wT x
b1 e
y(x) N
k Kx, xk
b
..(6)
k
k 1
k
k
L(w,b,e;) J p (w,e)
N
k k 1
wT x
b ek

yk
..(3)


WIND SPEED FORECASTING ALGORITHM
Step 1: Data Collection
IMD data consists of synoptic observations from
where the k parameters are the Lagrange multipliers. The conditions for optimality are the followings ( k 1,…, N ):
over 400 stations. It consists of balloon observations at a height of 10 m. The data of 1998 to 2007 (10 years) at one of the stations in Mumbai is used in the present problem of wind speed forecasting.
Step 2: Data Preprocessing
IMD data consists of mean hourly wind speed in km/hr round the clock for all the days of the year 1998 to 2007. It is first converted into daily mean hourly wind speed in km/hr. For the best results all the data is normalized between 0 and 1.
Step 3: Design of LSSVM model for Wind Speed Forecasting
The available wind speed data of 10 years is divided into two parts: training data and testing data. By conducting the series of experiments, different LSSVM model is developed. Step 4: Calculate Mean Squared Error.
Step 4: Calculate Mean Squared Error
To evaluate the performance of the model mean squared error (MSE) is calculated. Let x1,, xl be the testing data and f(x1),, f(xl) be decision values (target values) predicted by SVM model. If the true labels (true target values) of testing data are known and denoted as y1,.., yl, then,
develop model for wind speed forecasting. In the present work, data is divided into five subsets of equal size. Sequentially one subset is used for testing using the LSSVM model trained on the remaining subsets. Fig.1 displays the results of the algorithm. It is observed that the forecasted values of wind speed are nearly equal to the observed values. Mean squared error of 7.54 x 104 is obtained.
V. CONCLUSION
Forecasting wind speed is considered as one of the most important tasks for the largescale integration of intermittent windpowered generators into power systems. The LSSVM regression models developed in this dissertation work serve as an introduction to wind speed forecasting mainly for wind power companies operating in electricity wholesale markets.
REFERENCES

Energy Statistics, Central Statistics Office, National Statistical Organisation, Ministry of Statistics and Programme Implementation,
Government of India, Twentieth Issue, 2013, www.mospi.gov.in

Hunt, K., and G.P. Nason: Wind speed modelling and shortterm
MSE
1 ( f (xi) yi)2
l
l i1
.(7)
prediction using wavelets. Wind Engineering 25 (1), pp. 5561
(2001).

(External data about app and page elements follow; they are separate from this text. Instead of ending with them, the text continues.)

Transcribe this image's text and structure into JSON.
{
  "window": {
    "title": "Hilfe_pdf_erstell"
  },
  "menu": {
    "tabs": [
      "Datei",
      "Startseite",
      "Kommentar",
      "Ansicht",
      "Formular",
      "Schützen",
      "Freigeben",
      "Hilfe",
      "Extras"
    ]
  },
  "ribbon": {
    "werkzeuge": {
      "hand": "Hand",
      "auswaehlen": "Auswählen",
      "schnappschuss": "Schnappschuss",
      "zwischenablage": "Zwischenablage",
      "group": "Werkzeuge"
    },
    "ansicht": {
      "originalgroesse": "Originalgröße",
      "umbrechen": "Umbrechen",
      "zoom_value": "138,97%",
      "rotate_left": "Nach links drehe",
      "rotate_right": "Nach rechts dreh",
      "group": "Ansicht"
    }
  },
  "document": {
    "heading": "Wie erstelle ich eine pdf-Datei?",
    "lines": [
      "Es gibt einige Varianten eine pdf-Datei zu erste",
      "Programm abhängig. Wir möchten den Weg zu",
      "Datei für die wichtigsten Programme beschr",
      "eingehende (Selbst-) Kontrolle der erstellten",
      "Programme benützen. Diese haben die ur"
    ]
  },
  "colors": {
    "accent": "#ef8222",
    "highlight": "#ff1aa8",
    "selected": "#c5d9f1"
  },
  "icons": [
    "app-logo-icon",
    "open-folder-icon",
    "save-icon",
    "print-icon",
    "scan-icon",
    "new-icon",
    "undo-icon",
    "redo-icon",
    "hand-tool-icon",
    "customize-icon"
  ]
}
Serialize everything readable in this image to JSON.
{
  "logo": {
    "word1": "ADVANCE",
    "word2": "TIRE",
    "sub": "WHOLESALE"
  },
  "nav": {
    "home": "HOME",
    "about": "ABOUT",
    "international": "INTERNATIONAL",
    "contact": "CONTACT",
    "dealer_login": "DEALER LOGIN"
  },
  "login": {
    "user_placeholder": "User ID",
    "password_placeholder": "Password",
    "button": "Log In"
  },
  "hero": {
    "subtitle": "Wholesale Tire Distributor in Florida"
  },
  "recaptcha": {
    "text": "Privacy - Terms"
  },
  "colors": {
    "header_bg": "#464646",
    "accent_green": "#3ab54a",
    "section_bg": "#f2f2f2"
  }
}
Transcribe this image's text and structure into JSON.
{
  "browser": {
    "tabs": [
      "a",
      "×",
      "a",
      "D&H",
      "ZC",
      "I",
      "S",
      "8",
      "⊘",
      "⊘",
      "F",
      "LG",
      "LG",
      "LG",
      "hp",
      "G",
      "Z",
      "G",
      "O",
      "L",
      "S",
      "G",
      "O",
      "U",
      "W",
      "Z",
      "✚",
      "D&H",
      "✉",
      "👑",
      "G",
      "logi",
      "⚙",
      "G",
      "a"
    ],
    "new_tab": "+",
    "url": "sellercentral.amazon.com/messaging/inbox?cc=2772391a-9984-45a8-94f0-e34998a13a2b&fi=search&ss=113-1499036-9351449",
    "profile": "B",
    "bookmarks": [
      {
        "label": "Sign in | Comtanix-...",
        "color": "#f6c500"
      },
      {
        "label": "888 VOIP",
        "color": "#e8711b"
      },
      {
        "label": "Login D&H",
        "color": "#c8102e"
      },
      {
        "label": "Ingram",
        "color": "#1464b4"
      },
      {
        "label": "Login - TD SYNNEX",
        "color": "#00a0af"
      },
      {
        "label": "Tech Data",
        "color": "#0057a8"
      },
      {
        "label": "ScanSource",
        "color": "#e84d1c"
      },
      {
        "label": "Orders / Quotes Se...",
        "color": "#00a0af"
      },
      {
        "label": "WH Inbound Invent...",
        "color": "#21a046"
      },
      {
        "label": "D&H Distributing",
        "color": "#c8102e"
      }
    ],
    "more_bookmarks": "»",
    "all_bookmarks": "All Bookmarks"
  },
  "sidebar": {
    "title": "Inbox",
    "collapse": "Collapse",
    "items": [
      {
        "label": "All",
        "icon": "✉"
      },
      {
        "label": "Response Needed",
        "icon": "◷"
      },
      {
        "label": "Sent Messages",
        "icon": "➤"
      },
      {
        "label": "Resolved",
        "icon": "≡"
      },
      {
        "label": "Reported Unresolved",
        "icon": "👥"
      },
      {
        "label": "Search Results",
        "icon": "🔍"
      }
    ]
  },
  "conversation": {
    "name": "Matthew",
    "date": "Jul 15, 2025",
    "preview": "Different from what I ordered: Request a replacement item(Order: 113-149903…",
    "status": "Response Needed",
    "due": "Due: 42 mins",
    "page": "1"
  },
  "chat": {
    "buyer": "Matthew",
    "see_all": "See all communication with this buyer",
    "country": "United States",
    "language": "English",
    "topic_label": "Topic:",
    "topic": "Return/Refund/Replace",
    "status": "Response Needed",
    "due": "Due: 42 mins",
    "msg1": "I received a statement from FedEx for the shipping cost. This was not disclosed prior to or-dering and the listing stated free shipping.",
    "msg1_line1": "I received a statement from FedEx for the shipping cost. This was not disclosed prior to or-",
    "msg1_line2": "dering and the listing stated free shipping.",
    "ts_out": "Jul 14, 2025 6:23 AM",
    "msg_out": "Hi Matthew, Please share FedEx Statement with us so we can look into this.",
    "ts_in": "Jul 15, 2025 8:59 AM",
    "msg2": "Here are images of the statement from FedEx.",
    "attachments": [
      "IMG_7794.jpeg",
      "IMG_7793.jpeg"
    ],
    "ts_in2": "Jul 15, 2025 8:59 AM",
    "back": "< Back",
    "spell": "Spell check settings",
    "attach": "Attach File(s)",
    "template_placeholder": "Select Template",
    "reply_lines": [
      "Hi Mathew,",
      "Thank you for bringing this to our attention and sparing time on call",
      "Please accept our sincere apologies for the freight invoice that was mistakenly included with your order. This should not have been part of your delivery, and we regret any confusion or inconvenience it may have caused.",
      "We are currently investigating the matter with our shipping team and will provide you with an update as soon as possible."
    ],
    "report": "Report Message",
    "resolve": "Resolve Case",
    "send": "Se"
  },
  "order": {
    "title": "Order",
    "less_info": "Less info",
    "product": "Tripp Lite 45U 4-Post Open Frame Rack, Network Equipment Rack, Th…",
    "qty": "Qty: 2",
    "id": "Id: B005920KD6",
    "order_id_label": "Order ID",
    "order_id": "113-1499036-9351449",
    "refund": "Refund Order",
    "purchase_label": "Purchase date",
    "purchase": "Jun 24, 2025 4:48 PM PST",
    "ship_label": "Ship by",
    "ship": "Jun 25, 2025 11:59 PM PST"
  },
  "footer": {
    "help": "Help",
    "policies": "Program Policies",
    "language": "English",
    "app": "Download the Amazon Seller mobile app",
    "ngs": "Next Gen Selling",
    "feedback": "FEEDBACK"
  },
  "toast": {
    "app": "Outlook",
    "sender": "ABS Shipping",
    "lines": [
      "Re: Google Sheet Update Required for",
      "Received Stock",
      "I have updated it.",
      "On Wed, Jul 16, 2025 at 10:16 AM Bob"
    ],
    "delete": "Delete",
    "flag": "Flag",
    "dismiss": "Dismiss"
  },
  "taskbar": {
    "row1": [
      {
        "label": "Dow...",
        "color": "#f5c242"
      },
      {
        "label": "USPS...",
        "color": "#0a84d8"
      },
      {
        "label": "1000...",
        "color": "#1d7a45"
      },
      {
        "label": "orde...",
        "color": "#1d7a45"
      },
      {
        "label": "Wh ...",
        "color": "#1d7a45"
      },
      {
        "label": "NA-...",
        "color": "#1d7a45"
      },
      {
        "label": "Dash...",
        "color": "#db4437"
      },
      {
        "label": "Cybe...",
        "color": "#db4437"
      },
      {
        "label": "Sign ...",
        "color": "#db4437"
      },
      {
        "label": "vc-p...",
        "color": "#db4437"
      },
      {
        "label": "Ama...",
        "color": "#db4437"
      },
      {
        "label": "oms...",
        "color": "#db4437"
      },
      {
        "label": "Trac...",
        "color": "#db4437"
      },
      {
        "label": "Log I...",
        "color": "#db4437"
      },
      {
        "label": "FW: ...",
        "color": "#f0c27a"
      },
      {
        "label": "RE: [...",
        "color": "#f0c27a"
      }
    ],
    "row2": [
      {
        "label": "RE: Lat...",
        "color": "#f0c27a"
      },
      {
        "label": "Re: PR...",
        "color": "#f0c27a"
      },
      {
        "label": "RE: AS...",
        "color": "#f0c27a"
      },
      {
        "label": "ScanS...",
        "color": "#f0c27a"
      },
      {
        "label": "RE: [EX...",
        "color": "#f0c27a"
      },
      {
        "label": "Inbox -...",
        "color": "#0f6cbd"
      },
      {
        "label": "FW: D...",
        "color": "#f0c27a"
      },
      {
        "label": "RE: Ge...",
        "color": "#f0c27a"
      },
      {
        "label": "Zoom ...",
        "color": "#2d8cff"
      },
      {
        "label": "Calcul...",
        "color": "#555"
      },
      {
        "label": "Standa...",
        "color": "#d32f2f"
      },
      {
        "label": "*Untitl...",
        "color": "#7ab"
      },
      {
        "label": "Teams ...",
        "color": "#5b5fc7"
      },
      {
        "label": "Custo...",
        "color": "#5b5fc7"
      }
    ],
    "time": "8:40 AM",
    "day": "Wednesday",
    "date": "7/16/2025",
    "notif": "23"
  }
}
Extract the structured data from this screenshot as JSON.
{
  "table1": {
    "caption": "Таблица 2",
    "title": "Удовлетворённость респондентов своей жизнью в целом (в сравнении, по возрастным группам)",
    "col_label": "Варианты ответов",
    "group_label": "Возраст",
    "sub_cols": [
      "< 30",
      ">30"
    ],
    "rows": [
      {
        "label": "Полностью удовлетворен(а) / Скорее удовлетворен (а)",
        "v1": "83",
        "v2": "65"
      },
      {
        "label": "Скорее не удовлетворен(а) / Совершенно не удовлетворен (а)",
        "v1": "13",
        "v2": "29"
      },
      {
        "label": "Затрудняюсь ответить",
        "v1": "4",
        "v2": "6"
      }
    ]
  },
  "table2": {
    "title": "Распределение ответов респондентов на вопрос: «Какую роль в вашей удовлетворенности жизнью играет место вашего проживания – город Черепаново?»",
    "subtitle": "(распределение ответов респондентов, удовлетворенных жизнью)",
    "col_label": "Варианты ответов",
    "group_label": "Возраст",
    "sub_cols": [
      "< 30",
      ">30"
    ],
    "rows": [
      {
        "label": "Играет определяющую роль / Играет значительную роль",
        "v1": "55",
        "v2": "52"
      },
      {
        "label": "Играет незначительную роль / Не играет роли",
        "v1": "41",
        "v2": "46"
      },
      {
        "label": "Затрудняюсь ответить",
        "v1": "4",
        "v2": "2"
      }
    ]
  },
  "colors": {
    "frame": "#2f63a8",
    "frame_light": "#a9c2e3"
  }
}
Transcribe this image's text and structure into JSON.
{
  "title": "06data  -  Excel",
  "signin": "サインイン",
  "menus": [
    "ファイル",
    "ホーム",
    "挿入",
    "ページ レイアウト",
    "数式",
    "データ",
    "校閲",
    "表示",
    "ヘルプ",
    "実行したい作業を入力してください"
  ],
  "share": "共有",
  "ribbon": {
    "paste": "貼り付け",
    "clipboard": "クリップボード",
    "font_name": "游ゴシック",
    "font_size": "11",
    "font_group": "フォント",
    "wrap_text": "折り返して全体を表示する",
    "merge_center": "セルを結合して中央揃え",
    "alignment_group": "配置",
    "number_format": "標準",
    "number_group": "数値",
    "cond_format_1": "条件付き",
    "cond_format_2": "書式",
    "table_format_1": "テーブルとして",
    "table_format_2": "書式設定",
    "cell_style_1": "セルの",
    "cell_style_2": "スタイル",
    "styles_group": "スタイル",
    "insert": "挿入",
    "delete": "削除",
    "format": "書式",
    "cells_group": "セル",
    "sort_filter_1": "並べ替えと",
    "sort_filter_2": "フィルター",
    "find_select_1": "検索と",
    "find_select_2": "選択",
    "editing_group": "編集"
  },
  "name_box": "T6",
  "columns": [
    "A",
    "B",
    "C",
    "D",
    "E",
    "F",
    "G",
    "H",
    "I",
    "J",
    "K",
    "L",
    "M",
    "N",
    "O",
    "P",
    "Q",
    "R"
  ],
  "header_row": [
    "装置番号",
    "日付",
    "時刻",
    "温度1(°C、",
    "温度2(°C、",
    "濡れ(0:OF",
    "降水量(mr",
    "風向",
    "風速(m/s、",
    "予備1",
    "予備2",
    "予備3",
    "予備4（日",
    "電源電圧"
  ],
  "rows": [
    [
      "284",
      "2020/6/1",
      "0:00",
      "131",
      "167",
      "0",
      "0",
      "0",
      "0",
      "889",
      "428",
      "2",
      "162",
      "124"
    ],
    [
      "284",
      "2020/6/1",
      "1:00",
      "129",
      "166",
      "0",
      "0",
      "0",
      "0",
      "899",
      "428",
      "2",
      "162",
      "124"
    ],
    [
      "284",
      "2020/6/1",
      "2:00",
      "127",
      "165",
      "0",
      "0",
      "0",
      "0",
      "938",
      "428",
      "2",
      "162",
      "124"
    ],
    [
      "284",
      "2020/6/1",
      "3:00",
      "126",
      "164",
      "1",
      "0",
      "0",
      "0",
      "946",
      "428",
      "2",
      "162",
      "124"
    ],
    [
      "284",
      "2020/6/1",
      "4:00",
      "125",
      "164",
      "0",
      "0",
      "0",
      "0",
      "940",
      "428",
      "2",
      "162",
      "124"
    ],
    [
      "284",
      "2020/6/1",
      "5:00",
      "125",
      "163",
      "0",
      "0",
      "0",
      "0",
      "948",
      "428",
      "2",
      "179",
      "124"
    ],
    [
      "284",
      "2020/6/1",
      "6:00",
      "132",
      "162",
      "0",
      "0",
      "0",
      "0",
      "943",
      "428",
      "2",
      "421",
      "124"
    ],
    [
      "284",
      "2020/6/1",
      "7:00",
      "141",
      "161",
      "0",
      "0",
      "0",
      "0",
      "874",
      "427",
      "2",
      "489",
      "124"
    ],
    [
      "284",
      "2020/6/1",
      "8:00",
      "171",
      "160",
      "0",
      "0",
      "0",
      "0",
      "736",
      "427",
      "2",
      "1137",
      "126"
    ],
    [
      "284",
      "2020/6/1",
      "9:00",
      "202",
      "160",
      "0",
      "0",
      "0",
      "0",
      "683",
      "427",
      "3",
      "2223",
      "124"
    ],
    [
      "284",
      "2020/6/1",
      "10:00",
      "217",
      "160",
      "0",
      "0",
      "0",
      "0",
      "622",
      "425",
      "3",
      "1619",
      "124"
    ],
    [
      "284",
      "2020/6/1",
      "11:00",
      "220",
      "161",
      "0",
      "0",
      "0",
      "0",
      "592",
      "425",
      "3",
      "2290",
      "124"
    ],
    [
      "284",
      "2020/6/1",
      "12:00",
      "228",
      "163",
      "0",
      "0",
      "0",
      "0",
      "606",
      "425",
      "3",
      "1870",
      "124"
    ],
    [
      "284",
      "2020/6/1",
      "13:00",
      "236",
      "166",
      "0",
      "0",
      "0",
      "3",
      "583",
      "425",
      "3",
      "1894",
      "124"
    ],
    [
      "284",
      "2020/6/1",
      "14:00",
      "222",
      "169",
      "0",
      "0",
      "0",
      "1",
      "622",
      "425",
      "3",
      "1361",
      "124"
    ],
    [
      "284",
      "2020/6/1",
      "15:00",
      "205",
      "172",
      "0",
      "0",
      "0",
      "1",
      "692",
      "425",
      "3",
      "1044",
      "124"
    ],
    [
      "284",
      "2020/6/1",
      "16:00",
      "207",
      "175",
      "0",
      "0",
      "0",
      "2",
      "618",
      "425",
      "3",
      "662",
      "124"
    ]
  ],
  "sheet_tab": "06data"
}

Giebel, G., L. Landberg, C. Bjerge, M.H. Donovan, A. Juhl, K. Gram Hansen, H.P. Waldl, T. Pahlke, J. Giebhardt, M. Rebbeck, R. Ruffle,
O. Brady: CleverFarm – First results from anintelligent wind farm. Paper presented at the European Wind Energy Conference and Exhibition,Madrid, Spain, 1619 June 2003.


IMPLEMENTATION AND RESULTS
The proposed algorithm for wind speed forecasting using LSSVM is implemented using LSSVM Lab MATLAB toolbox [9]. The main objective of the present work is to
Fig. 1 : Wind Speed Forecasting Results

Anurag More and M. C. Deo, Forecasting wind with neural networks, Marine Structures, Volume 16, Issue 1, JanuaryFebruary 2003, pp. 3549

Fonte, P.M.; Quadrado, J.C., ANN approach to WECS power forecast, 10th IEEE Conference on Emerging Technologies and Factory Automation, Volume 1, 1922 Sept. 2005, pp.10691072.

Rohrig, K.; Lange, B., Application of wind power prediction tools for power system operations, IEEE Power Engineering Society GeneralMeeting, 1822 June 2006

Alexiadis, M.C.; Dokopoulos, P.S.; Sahsamanoglou, H.S., Wind speed and power forecasting based on spatial correlation models, IEEE Transactions on Energy Conversion, 14, (3), Sept. 1999, pp:836 842.

J.A.K. Suykens, T. Van Gestel, J. De Brabanter, B. De Moor, J. Vandewalle, Least squares Support Vector Machines, World Scientic, 2005.

LSSVM Lab home page, http://www.esat.kuleuven.ac.be/sista/lssvmlab/